Fusion Pharmaceuticals to be acquired by AstraZeneca for approximately $2bn

AstraZeneca has announced that it has entered into a definitive agreement to acquire Fusion Pharmaceuticals for an approximate $2bn. This acquisition forms part of AstraZeneca’s goal to ‘transform cancer treatment and outcomes for patients by replacing traditional regimens like chemotherapy and radiotherapy with more targeted treatments’, according to the press release.
Fusion Pharmaceuticals has a focus on the development of next-generation radioconjugates (RC s), which have recently emerged as a promising development in cancer treatment. Its most advanced programme, FPI-2265 is a potential treatment for patients with metastatic castration-resistant prostate cancer (mCR PC), which is currently in a phase 2 trial.
It is expected that Fusion Pharmaceuticals will become a wholly owned subsidiary of AstraZeneca, with operations expected to continue in Canada and the US.
Susan Galbraith, executive vice president of Oncolog y R&D at AstraZeneca, commented: “Between 30-50% of patients with cancer today receive radiotherapy at some point during treatment, and the acquisition of Fusion furthers our ambition to transform this aspect of care with next-generation radioconjugates. Together with Fusion, we have an opportunity to accelerate the development of FPI-2265 as a potential new treatment for prostate cancer, and to harness their innovative actinium-based platform to develop radioconjugates as foundational regimens.”
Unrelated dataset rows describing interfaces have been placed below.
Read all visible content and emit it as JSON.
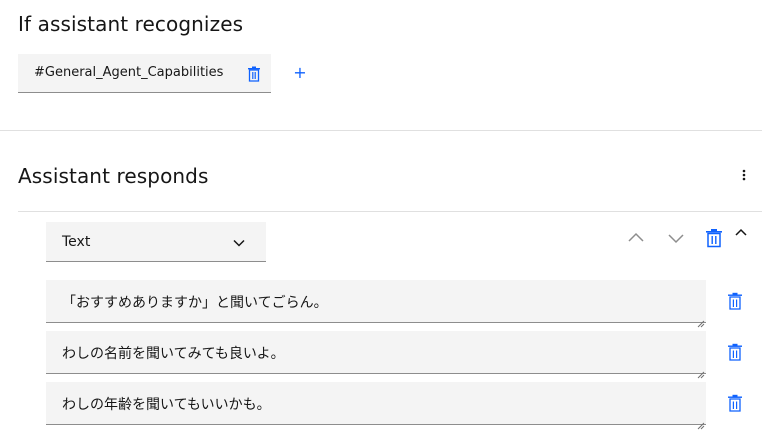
{
  "condition": {
    "heading": "If assistant recognizes",
    "intent_value": "#General_Agent_Capabilities",
    "delete_icon": "trash-icon",
    "add_label": "+"
  },
  "responses": {
    "heading": "Assistant responds",
    "menu_icon": "overflow-menu-icon",
    "type_select": {
      "selected": "Text"
    },
    "items": [
      {
        "text": "「おすすめありますか」と聞いてごらん。"
      },
      {
        "text": "わしの名前を聞いてみても良いよ。"
      },
      {
        "text": "わしの年齢を聞いてもいいかも。"
      }
    ]
  },
  "colors": {
    "accent": "#0f62fe",
    "field_bg": "#f4f4f4",
    "divider": "#e0e0e0"
  }
}
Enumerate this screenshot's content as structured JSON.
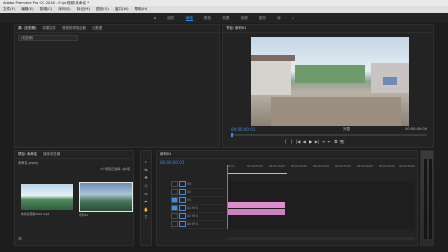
{
  "app": {
    "title": "Adobe Premiere Pro CC 2018 - E:\\pr视频\\未命名 *"
  },
  "menu": [
    "文件(F)",
    "编辑(E)",
    "剪辑(C)",
    "序列(S)",
    "标记(M)",
    "图形(G)",
    "窗口(W)",
    "帮助(H)"
  ],
  "workspaces": [
    "组件",
    "编辑",
    "颜色",
    "效果",
    "音频",
    "图形",
    "库"
  ],
  "source_panel": {
    "tabs": [
      "源: (无剪辑)",
      "效果控件",
      "音频剪辑混合器",
      "元数据"
    ],
    "field_text": "(无剪辑)"
  },
  "program_monitor": {
    "tab": "节目: 序列01",
    "timecode": "00:00:00:01",
    "fit_label": "完整",
    "duration": "00:00:40:00",
    "controls": [
      "{",
      "}",
      "|◀",
      "◀",
      "▶",
      "▶|",
      "⇥",
      "⇤",
      "⧉",
      "📷"
    ]
  },
  "project_panel": {
    "tabs": [
      "项目: 未命名",
      "媒体浏览器"
    ],
    "path": "未命名.prproj",
    "item_count": "1个项目已选择, 共2项",
    "items": [
      {
        "name": "未命名视频2016.mp4",
        "duration": "40:00"
      },
      {
        "name": "序列01",
        "duration": "40:00"
      }
    ]
  },
  "timeline": {
    "tab": "序列01",
    "timecode": "00:00:00:01",
    "ruler": [
      "00:00",
      "00:00:05:00",
      "00:00:10:00",
      "00:00:15:00",
      "00:00:20:00",
      "00:00:25:00",
      "00:00:30:00",
      "00:00:35:00",
      "00:00:40:00"
    ],
    "video_tracks": [
      "V3",
      "V2",
      "V1"
    ],
    "audio_tracks": [
      "A1",
      "A2",
      "A3"
    ],
    "colors": {
      "video_clip": "#8a7bd0",
      "audio_clip": "#e08ad0",
      "playhead": "#3d8de4"
    }
  },
  "tools": [
    "▸",
    "⇆",
    "✥",
    "◇",
    "⇔",
    "✒",
    "✋",
    "T"
  ]
}
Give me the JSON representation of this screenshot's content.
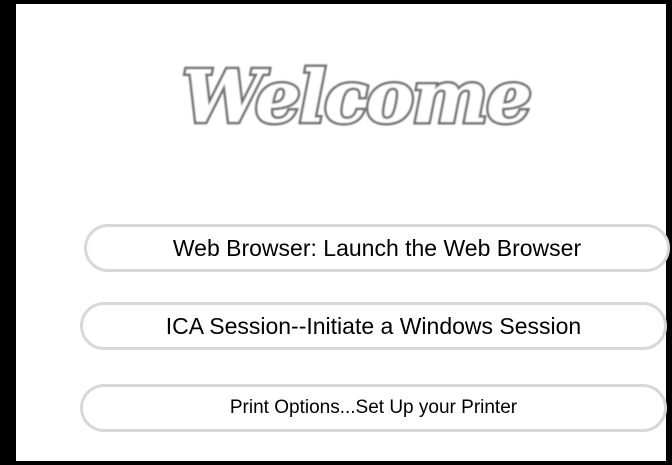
{
  "welcome": {
    "title": "Welcome"
  },
  "menu": {
    "items": [
      {
        "label": "Web Browser: Launch the Web Browser"
      },
      {
        "label": "ICA Session--Initiate a Windows Session"
      },
      {
        "label": "Print Options...Set Up your Printer"
      }
    ]
  },
  "colors": {
    "frame": "#000000",
    "button_border": "#d8d8d8",
    "welcome_outline": "#6e6e6e",
    "background": "#ffffff"
  }
}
John Valliant, chief executive officer at Fusion, added: “This acquisition combines Fusion’s expertise and capabilities in radioconjugates, including our industr y-leading radiopharmaceutical R&D, pipeline, manufacturing and actinium-225 supply chain, with AstraZeneca’s leadership in small molecules and biologics engineering to develop novel radioconjugates. Expanding on our existing collaboration with AstraZeneca where we have advanced FPI-2068, an EGFR-cMET targeted radioconjugate into phase 1 clinical trials, gives us a unique opportunity to accelerate the development of next-generation radioconjugates with the aim of transforming patient outcomes.”